» Directions: Give back every line of the material exactly. Skip the pictures.

» Provided data:
- - - - -

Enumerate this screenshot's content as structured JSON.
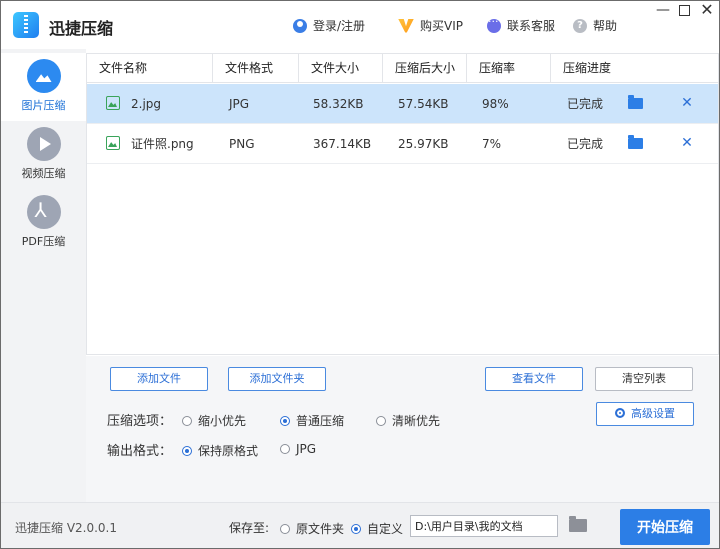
{
  "app": {
    "title": "迅捷压缩",
    "version": "迅捷压缩 V2.0.0.1"
  },
  "header": {
    "login": "登录/注册",
    "vip": "购买VIP",
    "support": "联系客服",
    "help": "帮助"
  },
  "sidebar": {
    "items": [
      {
        "label": "图片压缩",
        "icon": "image-icon",
        "active": true
      },
      {
        "label": "视频压缩",
        "icon": "play-icon",
        "active": false
      },
      {
        "label": "PDF压缩",
        "icon": "pdf-icon",
        "active": false
      }
    ]
  },
  "table": {
    "headers": [
      "文件名称",
      "文件格式",
      "文件大小",
      "压缩后大小",
      "压缩率",
      "压缩进度"
    ],
    "rows": [
      {
        "name": "2.jpg",
        "format": "JPG",
        "size": "58.32KB",
        "compressed": "57.54KB",
        "ratio": "98%",
        "status": "已完成"
      },
      {
        "name": "证件照.png",
        "format": "PNG",
        "size": "367.14KB",
        "compressed": "25.97KB",
        "ratio": "7%",
        "status": "已完成"
      }
    ]
  },
  "actions": {
    "add_file": "添加文件",
    "add_folder": "添加文件夹",
    "view_file": "查看文件",
    "clear_list": "清空列表",
    "advanced": "高级设置"
  },
  "options": {
    "compress_label": "压缩选项：",
    "compress_choices": [
      "缩小优先",
      "普通压缩",
      "清晰优先"
    ],
    "compress_selected": "普通压缩",
    "format_label": "输出格式：",
    "format_choices": [
      "保持原格式",
      "JPG"
    ],
    "format_selected": "保持原格式"
  },
  "footer": {
    "save_to": "保存至:",
    "save_choices": [
      "原文件夹",
      "自定义"
    ],
    "save_selected": "自定义",
    "path": "D:\\用户目录\\我的文档",
    "start": "开始压缩"
  },
  "colors": {
    "accent": "#2c7ee6",
    "selected_row": "#cce4fb",
    "sidebar_bg": "#f2f3f5"
  }
}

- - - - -

» Result for this exercise:
Enumerate this screenshot's content as structured JSON.
{
  "app": {
    "title": "迅捷压缩",
    "version": "迅捷压缩 V2.0.0.1"
  },
  "header": {
    "login": "登录/注册",
    "vip": "购买VIP",
    "support": "联系客服",
    "help": "帮助"
  },
  "sidebar": {
    "items": [
      {
        "label": "图片压缩",
        "icon": "image-icon",
        "active": true
      },
      {
        "label": "视频压缩",
        "icon": "play-icon",
        "active": false
      },
      {
        "label": "PDF压缩",
        "icon": "pdf-icon",
        "active": false
      }
    ]
  },
  "table": {
    "headers": [
      "文件名称",
      "文件格式",
      "文件大小",
      "压缩后大小",
      "压缩率",
      "压缩进度"
    ],
    "rows": [
      {
        "name": "2.jpg",
        "format": "JPG",
        "size": "58.32KB",
        "compressed": "57.54KB",
        "ratio": "98%",
        "status": "已完成"
      },
      {
        "name": "证件照.png",
        "format": "PNG",
        "size": "367.14KB",
        "compressed": "25.97KB",
        "ratio": "7%",
        "status": "已完成"
      }
    ]
  },
  "actions": {
    "add_file": "添加文件",
    "add_folder": "添加文件夹",
    "view_file": "查看文件",
    "clear_list": "清空列表",
    "advanced": "高级设置"
  },
  "options": {
    "compress_label": "压缩选项：",
    "compress_choices": [
      "缩小优先",
      "普通压缩",
      "清晰优先"
    ],
    "compress_selected": "普通压缩",
    "format_label": "输出格式：",
    "format_choices": [
      "保持原格式",
      "JPG"
    ],
    "format_selected": "保持原格式"
  },
  "footer": {
    "save_to": "保存至:",
    "save_choices": [
      "原文件夹",
      "自定义"
    ],
    "save_selected": "自定义",
    "path": "D:\\用户目录\\我的文档",
    "start": "开始压缩"
  },
  "colors": {
    "accent": "#2c7ee6",
    "selected_row": "#cce4fb",
    "sidebar_bg": "#f2f3f5"
  }
}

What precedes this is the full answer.